It has been just a little over five months since I last looked at the novel draft I finished writing in September 2019.
That’s 130,000+ words’ worth of story that’s just sitting there. Untouched. Unloved. Unedited.
Why have I all but (temporarily) abandoned a story I love?
Because I am terrified.
As with most of the stories a writer composes, I’ve found that this book is, for lack of a better phrase, my everything. It is the closest thing I may ever have to a child. I gave everything I had to give to this narrative and more. I cried over it. I lost sleep over it. I felt like I was losing touch with reality as I was writing it, in that way you sometimes do when a story decides to take over your life for a short whirlwind of a time.
It became my life, the only thing I could bear to think about … until, in a single moment, it became the one thing I couldn’t allow myself to think about anymore.
I celebrated … sort of. I wrote those final words, I closed out the document, I was happy. I told myself I was going to take a break, maybe a month or two of freedom just to let the story breathe, to be able to return to it with a fresh outlook on what I wanted to shape it into during revisions.
But I couldn’t bring myself to open it again. Not because I didn’t want to, though.
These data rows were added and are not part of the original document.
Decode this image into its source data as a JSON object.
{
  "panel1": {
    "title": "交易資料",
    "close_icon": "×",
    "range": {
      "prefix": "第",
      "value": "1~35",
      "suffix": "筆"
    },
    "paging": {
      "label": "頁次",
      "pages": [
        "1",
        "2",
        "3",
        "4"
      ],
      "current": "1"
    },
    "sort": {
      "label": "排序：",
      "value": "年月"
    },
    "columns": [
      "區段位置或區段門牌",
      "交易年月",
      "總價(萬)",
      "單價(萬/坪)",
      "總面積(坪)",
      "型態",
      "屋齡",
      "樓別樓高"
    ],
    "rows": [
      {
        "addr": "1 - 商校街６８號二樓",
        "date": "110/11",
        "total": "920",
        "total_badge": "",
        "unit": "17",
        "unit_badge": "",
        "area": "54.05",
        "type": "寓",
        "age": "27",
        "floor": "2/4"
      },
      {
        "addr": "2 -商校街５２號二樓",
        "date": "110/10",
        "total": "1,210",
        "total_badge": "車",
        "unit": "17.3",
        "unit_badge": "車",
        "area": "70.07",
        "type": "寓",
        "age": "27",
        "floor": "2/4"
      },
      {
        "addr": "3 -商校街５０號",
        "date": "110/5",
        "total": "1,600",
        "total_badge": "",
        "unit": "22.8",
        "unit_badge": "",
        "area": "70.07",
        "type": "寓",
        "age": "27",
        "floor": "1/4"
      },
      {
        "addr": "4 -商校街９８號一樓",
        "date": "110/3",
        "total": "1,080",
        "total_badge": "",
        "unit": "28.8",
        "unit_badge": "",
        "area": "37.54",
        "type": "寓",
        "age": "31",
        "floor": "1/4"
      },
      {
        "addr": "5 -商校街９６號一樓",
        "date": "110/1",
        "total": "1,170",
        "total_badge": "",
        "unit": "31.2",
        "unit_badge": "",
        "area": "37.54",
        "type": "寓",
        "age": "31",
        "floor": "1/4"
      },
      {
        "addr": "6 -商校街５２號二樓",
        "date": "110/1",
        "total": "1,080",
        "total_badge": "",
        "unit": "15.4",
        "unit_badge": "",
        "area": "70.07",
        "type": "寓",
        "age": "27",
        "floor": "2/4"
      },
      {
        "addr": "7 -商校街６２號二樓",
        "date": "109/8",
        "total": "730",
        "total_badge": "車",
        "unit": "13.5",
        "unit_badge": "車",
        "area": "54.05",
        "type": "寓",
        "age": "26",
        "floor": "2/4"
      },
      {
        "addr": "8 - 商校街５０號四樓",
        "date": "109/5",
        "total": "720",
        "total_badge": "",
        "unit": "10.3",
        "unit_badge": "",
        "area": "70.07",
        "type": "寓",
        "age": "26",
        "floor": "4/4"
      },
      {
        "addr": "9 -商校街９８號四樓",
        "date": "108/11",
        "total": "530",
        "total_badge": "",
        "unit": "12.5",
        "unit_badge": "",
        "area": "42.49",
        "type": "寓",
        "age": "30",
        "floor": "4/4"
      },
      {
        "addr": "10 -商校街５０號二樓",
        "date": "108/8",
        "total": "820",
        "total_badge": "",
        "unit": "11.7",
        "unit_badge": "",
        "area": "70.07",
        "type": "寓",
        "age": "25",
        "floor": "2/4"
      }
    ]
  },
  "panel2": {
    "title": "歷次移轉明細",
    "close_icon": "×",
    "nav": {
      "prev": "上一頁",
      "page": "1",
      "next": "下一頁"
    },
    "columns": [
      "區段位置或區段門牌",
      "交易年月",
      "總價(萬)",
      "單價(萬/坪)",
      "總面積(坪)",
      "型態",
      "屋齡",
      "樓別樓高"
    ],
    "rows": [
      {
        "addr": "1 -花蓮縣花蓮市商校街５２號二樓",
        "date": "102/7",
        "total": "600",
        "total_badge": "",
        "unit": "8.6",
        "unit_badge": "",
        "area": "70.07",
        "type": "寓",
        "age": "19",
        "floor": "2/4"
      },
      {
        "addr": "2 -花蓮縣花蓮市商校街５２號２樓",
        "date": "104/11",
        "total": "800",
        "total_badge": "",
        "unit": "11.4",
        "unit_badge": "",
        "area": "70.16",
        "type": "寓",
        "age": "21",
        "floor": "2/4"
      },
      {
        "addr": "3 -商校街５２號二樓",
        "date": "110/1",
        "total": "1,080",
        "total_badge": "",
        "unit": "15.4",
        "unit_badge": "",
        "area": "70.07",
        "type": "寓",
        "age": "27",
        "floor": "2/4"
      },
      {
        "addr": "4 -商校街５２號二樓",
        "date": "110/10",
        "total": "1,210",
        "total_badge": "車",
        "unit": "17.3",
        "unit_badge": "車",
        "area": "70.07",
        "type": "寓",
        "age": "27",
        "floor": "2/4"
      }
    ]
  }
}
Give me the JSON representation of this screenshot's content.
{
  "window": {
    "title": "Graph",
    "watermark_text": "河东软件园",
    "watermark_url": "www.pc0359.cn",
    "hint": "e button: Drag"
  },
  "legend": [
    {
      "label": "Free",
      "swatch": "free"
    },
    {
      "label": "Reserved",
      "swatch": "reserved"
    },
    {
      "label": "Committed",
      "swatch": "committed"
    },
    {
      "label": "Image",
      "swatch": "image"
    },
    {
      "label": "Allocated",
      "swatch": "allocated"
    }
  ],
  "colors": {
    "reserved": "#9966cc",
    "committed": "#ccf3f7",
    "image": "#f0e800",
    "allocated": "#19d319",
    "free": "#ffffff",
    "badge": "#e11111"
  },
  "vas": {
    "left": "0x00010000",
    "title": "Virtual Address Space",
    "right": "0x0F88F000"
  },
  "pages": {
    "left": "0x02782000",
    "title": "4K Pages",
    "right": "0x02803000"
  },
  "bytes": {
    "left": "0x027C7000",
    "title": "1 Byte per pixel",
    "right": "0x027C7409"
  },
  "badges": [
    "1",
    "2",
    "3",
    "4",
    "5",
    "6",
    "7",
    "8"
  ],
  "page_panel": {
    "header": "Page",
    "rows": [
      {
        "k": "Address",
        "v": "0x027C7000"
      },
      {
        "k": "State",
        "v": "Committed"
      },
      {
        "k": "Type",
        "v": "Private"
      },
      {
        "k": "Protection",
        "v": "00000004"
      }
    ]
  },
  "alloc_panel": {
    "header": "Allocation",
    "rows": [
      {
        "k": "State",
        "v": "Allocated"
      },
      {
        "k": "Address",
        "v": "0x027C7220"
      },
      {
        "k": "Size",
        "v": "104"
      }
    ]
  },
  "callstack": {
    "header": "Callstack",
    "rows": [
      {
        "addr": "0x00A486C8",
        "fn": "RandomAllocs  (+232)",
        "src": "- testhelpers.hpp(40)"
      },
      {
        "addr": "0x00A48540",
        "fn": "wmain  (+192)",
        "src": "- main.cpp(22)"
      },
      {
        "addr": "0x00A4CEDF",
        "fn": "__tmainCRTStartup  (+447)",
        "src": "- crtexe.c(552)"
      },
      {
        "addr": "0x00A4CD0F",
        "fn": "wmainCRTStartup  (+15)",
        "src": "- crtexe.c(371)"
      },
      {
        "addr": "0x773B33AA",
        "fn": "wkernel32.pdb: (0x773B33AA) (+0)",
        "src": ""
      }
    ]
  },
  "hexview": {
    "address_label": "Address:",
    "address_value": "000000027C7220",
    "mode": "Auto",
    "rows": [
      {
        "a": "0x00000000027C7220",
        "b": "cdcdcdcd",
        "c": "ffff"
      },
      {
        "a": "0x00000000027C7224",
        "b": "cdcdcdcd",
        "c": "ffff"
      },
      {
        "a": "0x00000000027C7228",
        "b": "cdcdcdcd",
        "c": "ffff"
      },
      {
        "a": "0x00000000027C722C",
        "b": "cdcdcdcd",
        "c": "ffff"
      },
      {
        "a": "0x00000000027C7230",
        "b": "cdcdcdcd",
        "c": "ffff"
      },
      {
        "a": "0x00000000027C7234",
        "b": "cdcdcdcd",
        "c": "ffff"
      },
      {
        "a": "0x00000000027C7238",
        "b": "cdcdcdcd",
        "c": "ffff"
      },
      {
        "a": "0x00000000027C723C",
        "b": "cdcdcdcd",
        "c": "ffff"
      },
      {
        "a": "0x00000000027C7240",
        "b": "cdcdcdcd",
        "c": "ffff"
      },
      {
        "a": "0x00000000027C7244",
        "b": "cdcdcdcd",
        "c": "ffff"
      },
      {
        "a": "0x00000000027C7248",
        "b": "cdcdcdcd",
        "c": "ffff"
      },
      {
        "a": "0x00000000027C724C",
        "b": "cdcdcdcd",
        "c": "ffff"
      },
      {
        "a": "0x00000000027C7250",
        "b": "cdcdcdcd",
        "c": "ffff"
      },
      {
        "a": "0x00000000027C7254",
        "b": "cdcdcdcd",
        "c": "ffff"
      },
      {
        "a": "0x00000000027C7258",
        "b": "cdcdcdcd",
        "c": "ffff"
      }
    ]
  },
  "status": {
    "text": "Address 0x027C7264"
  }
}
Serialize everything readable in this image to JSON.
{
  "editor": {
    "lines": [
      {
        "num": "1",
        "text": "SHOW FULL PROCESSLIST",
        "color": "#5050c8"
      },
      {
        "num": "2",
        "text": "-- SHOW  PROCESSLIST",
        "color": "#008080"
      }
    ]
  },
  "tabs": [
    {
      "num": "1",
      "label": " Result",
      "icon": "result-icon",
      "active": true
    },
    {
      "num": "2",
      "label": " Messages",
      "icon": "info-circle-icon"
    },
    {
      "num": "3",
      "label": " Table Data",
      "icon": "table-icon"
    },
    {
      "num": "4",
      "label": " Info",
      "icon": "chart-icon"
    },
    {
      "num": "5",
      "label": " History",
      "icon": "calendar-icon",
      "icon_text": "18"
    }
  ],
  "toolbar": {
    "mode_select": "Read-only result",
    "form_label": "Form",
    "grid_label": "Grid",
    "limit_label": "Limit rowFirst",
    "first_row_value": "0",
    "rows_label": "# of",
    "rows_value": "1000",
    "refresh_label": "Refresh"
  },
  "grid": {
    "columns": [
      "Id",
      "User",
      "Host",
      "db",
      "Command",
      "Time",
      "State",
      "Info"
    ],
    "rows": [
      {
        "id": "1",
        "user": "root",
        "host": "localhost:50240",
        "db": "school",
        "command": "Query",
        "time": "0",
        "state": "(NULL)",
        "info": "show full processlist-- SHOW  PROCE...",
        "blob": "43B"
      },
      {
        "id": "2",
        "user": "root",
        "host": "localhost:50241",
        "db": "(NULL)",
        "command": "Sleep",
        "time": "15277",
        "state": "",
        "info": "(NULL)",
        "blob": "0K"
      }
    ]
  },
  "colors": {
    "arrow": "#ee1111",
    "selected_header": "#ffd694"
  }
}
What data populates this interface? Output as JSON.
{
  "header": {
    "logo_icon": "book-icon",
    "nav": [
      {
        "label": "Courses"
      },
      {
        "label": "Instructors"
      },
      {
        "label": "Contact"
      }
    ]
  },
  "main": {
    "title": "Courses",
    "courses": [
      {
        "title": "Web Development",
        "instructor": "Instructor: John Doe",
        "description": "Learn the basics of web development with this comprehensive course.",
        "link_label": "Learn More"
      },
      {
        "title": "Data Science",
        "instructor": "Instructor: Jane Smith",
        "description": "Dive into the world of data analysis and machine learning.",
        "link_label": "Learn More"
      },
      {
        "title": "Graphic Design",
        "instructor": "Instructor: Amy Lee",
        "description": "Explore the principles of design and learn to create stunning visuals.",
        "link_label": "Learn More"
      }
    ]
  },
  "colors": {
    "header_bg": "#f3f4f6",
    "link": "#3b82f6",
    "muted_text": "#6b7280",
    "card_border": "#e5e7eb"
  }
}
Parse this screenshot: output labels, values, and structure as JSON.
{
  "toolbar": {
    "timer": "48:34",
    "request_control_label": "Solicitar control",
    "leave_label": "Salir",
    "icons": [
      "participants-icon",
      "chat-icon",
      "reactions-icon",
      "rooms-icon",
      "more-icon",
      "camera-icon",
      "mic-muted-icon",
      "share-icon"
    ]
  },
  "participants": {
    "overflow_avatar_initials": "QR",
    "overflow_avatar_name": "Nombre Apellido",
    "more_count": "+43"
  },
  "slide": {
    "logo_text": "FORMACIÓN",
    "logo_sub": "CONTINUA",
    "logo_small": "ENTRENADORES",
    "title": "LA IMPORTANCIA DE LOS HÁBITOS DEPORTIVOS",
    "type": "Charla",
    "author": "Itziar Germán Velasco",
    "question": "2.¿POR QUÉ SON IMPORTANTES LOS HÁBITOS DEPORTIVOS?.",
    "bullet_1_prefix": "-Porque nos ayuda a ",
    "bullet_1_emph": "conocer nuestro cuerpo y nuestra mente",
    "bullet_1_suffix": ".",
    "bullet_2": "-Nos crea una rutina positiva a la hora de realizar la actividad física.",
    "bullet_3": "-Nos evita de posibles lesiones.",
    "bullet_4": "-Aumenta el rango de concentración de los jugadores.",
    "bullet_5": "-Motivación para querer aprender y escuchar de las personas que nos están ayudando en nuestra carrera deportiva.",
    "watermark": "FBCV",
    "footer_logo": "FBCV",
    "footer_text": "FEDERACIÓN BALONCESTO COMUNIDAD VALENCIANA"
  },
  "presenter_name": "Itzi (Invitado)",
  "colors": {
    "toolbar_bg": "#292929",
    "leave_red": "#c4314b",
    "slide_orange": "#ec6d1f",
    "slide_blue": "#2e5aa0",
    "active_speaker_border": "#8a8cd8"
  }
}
True, I was very busy writing other things, and dealing with some family issues — I don’t blame or “hate” myself for waiting so long to go back to the project I promised myself I wouldn’t give up on.
I couldn’t open it because I knew once I did, it would capture my full attention all over again.
But that’s not what terrifies me.
No. What scares me is that I will finish this story, that I will somehow figure out how to make it presentable enough for eyes other than mine, for hearts and minds that aren’t my own, and I’ll have to show it to people and they’ll have to tell me whether or not it has a future outside the dark and dusty corners of my iMac’s hard drive.
I’m not afraid of sharing my work with the masses. I do it all the time — it’s one of those things you just get used to the more you do it. Over the years I’ve learned that I’m just going to keep publishing content in various places, and if people don’t like it, that’s out of my control — at least for that particular piece of work they’re reacting to.
But what does scare me is the thought of this story growing beyond me. It’s what we all say we want — we want readers to take ownership of our work in that way they often do when they fall in love with it. And it’s not that we don’t want that. It’s just that we usually have no idea how we’re going to feel when it happens.
Part of me is afraid that I will never be able to express my gratitude enough, that I won’t be able to communicate how much this story and the people it touches means to me. This is such a personal story for me in so many ways, and I keep telling myself I’m ready to share it. But what I’m not ready for is the part of this process where I have to decide which parts to keep, which to dismantle, and which to add.
Revisions aren’t so terrible. But our brains always trick us into believing every task is a thousand times harder, somehow, than it really is.
Throughout all this, I keep telling myself that I wrote this story because it came to me. It chose me. It appeared out of nowhere one day, as I was deep into working on a completely different book. And I couldn’t shoo it away. I couldn’t say no. I took a chance and wrote the entire thing in five months.
And now, five months later, I think it’s almost time to dive into it again.
I don’t know if it will ever make it past this stage. But I hope so. If nothing else, maybe I’ll fall in love with this narrative all over again, even if I end up keeping it all to myself.
If this is a story you love, you will finish it.
It might take five more months. It might take 20 years.
But if this is the story your heart says it’s up to you to tell, you’re going to find a way to tell it.
Pay attention to the stories that call your name.
They’re the ones worth almost giving everything else up for.
Meg is the creator of Novelty Revisions, dedicated to helping writers put their ideas into words. She is an editor and writer, and a 12-time NaNoWriMo winner. Follow Meg on Twitter for tweets about writing, food, and Star Wars.
2 thoughts on “When a First Draft Collects Dust On Your Hard Drive”
So well said! Fear drives too much for most of us.
I put so much of my heart and soul into my first long fictional project. But the world would never have chance to glimpse it if I did not go ahead and allow it to become a book. Even if just a handful of readers take a gander at it, I feel proud that it expresses so much of what I have seen on my own life journey. Even though I have weaved parts of me amidst fictional characters, it feels like a permanent record that encapsulates so much of the inner me.